UPS arm receives FAA nod to operate drone airline
Oct 3, 2019: UPS subsidiary UPS Flight Forward has received the US government’s first full Part 135 Standard certification to operate a drone airline. The company will initially expand its drone delivery service further to support hospital campuses around the country, and to provide solutions for customers beyond those in the healthcare industry. UPS Flight Forward plans in the future to transport a variety of items for customers in many industries, and regularly fly drones beyond the operators’ visual line of sight.

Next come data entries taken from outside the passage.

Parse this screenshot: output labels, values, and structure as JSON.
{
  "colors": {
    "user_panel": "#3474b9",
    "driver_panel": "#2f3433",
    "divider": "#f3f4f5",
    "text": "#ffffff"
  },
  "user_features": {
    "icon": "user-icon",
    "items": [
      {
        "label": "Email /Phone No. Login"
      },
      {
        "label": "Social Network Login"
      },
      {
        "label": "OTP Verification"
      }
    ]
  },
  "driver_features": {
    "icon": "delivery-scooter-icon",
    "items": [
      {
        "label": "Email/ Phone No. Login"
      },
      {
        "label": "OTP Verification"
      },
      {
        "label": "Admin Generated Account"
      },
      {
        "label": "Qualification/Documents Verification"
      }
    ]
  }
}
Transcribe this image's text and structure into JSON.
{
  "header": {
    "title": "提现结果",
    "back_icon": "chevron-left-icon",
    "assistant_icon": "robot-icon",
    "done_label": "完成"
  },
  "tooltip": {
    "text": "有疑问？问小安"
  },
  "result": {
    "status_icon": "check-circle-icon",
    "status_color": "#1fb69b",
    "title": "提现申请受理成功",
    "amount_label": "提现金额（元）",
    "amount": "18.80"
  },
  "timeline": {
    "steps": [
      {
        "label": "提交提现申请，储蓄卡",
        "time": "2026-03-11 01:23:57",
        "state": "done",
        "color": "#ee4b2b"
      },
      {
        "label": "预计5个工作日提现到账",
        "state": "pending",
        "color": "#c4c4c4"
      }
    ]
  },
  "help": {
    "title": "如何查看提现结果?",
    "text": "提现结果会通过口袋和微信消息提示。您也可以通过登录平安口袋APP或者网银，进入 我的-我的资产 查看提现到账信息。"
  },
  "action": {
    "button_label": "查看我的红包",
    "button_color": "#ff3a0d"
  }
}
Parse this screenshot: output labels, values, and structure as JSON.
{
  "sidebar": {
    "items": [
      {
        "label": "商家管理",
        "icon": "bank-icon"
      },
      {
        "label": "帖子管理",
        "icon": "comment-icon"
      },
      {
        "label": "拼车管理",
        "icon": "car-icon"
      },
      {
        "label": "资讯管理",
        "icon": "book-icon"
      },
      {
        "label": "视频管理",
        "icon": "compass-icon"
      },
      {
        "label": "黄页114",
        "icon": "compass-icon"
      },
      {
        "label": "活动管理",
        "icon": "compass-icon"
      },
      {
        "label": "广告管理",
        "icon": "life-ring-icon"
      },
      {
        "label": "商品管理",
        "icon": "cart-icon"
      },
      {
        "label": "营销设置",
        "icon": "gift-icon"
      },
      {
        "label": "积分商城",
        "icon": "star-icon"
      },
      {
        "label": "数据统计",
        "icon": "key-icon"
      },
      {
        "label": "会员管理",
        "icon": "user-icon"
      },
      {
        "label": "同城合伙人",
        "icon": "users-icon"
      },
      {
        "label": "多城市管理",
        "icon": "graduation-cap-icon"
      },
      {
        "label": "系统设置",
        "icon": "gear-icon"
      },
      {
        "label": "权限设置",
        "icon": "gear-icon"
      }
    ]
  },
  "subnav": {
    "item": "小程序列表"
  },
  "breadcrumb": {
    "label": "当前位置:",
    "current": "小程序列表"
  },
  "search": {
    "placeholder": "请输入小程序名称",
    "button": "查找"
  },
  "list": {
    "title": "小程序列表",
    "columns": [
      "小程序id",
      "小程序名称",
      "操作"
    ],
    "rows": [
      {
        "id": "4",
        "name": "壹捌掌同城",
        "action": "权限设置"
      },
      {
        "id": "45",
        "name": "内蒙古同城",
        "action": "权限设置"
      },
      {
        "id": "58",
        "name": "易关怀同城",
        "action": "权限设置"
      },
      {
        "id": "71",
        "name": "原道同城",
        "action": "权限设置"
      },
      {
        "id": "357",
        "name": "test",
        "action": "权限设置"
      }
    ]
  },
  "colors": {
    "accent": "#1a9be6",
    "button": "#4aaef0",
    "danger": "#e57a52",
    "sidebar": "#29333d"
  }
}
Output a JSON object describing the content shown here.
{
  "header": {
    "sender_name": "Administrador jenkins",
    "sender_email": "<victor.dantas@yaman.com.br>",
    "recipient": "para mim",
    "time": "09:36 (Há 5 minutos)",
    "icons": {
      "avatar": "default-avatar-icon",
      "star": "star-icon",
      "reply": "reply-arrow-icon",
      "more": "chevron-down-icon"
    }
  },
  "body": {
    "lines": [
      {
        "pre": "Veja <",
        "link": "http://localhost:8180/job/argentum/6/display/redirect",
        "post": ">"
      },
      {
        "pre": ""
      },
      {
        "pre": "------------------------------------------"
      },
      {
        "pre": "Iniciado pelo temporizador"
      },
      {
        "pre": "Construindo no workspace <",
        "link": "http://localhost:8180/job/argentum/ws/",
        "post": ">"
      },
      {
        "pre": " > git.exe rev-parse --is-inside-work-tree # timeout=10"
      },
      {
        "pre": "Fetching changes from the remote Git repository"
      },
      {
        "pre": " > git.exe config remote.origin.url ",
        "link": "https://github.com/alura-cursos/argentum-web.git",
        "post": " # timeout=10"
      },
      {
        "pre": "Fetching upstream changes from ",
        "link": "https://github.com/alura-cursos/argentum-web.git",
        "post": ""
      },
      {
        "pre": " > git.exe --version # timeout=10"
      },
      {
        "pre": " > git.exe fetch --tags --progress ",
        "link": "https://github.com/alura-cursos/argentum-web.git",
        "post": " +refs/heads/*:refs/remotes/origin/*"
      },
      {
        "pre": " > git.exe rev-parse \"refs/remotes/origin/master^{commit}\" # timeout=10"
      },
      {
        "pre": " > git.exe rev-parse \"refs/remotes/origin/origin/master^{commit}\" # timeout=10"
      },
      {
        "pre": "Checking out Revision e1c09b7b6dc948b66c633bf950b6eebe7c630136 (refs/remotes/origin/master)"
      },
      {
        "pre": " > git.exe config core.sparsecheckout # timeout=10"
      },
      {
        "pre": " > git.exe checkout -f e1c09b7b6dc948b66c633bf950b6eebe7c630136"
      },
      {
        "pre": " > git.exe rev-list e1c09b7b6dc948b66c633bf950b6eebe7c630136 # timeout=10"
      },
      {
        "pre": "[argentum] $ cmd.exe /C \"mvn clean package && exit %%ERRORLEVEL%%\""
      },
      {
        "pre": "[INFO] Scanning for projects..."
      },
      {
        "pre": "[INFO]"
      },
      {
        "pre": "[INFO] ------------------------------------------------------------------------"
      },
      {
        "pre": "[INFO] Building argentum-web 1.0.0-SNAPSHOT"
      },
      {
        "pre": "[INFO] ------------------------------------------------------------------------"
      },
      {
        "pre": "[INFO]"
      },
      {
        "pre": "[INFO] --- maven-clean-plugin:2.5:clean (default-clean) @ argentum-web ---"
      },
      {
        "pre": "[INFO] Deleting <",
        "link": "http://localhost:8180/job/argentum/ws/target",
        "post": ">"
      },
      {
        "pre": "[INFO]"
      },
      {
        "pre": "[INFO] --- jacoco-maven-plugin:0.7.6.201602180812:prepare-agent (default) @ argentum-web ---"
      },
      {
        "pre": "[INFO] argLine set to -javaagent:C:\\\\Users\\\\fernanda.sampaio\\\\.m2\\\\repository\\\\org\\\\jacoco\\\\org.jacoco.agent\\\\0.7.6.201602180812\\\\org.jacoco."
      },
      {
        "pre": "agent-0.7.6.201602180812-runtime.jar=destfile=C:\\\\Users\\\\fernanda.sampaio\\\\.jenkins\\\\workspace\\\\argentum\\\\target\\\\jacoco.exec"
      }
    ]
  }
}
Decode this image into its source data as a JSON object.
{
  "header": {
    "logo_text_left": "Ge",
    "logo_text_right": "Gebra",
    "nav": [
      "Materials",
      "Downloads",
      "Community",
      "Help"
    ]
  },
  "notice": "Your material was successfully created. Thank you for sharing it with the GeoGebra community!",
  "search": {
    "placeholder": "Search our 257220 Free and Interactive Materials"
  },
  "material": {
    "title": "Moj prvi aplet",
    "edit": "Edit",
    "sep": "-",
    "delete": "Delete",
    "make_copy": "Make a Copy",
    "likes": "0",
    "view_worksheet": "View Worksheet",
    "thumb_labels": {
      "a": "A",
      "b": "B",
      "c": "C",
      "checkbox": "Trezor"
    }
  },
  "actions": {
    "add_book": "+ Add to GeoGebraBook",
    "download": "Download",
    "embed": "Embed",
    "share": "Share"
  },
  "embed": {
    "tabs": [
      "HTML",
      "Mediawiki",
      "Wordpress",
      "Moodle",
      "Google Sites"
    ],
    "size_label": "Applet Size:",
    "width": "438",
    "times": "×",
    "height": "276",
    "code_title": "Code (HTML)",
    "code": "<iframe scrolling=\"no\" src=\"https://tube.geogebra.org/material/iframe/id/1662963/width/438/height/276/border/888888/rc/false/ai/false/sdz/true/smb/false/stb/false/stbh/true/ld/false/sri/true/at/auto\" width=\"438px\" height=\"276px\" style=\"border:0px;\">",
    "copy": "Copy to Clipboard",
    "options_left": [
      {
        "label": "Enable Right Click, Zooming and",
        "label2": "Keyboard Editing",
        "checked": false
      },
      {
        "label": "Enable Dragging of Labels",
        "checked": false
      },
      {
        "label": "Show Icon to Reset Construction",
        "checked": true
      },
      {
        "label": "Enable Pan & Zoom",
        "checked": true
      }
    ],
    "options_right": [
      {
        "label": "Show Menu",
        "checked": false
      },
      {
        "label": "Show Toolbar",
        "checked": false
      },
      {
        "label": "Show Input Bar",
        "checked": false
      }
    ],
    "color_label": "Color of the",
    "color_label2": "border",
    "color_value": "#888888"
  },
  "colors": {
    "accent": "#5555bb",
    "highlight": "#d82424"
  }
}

The US Federal Aviation Administration (FAA) awarded UPS Flight Forward a Part 135 Standard certification on Friday. The UPS subsidiary immediately launched the first drone delivery flight by any company under Part 135 Standard at WakeMed’s hospital campus in Raleigh, NC. That flight, using a Matternet M2 quadcopter, was flown under a government exemption allowing for a “beyond visual line of sight” (BVLOS) operation, also a first in the U.S. for a regular revenue-generating delivery.
UPS has proven the need for drone delivery in healthcare operations, where the shortest time in transit can improve efficiency and help healthcare professionals serve their patients better. Earlier this year, UPS partnered with drone-maker Matternet to launch its healthcare delivery service on the WakeMed campus. This first ever revenue-generating service demonstrated the business case for drone delivery of medical products and specimens. With its Part 135 Standard certification, UPS is ready to build on this application and expand to a variety of critical-care or lifesaving applications.
“This is history in the making, and we aren’t done yet,” said David Abney, UPS chief executive officer. “Our technology is opening doors for UPS and solving problems in unique ways for our customers. We will soon announce other steps to build out our infrastructure, expand services for healthcare customers and put drones to new uses in the future.”
The FAA’s Part 135 Standard certification has no limits on the size or scope of operations. It is the highest level of certification, one that no other company has attained. UPS Flight Forward’s certificate permits the company to fly an unlimited number of drones with an unlimited number of remote operators in command. This enables UPS to scale its operations to meet customer demand. Part 135 Standard also permits the drone and cargo to exceed 55 pounds and fly at night, previous restrictions governing earlier UPS flights.
“UPS Flight Forward is benefitting from our knowledge as one of the world’s leading airlines. The Flight Forward organization is building a full-scale drone operation based on the rigorous reliability, safety, and control requirements of the FAA,” Abney said.
“This is a big step forward in safely integrating unmanned aircraft systems into our airspace, expanding access to healthcare in North Carolina and building on the success of the national UAS Integration Pilot Program to maintain American leadership in unmanned aviation,” said US Secretary of Transportation Elaine L. Chao.
UPS has established itself as a leader in unmanned aerial vehicle delivery, having tested drones for urgent commercial deliveries over water; funded and supported humanitarian deliveries in Africa; and tested non-urgent commercial residential delivery in rural areas with drones launched from a UPS package delivery car.
UPS also has provided input to government regulators responsible for establishing rules for safe drone operations in the United States. A UPS senior executive has served since 2017 as one of a select group of corporate advisors on the FAA’s drone advisory committee.
UPS Flight Forward is forging paths to create innovative new services for customers. Part 135 Standard certification enables UPS to integrate drones into the UPS logistics network, creating potential for new applications in many industries. The company has a long-term plan with important milestones in view. These include expansion of the UPS Flight Forward delivery service to new hospitals and medical campuses around the country; rapid build-out of ground-based, detect-and-avoid (DAA) technologies to verify drone safety, while enabling future service expansion; construction of a centralized operations control center; regular and frequent drone flights beyond the operator’s visual line of sight; partnerships with additional drone manufacturers to build new drones with varying cargo capacities and adding new services outside of the healthcare industry, including the transport of special commodities and other regulated goods.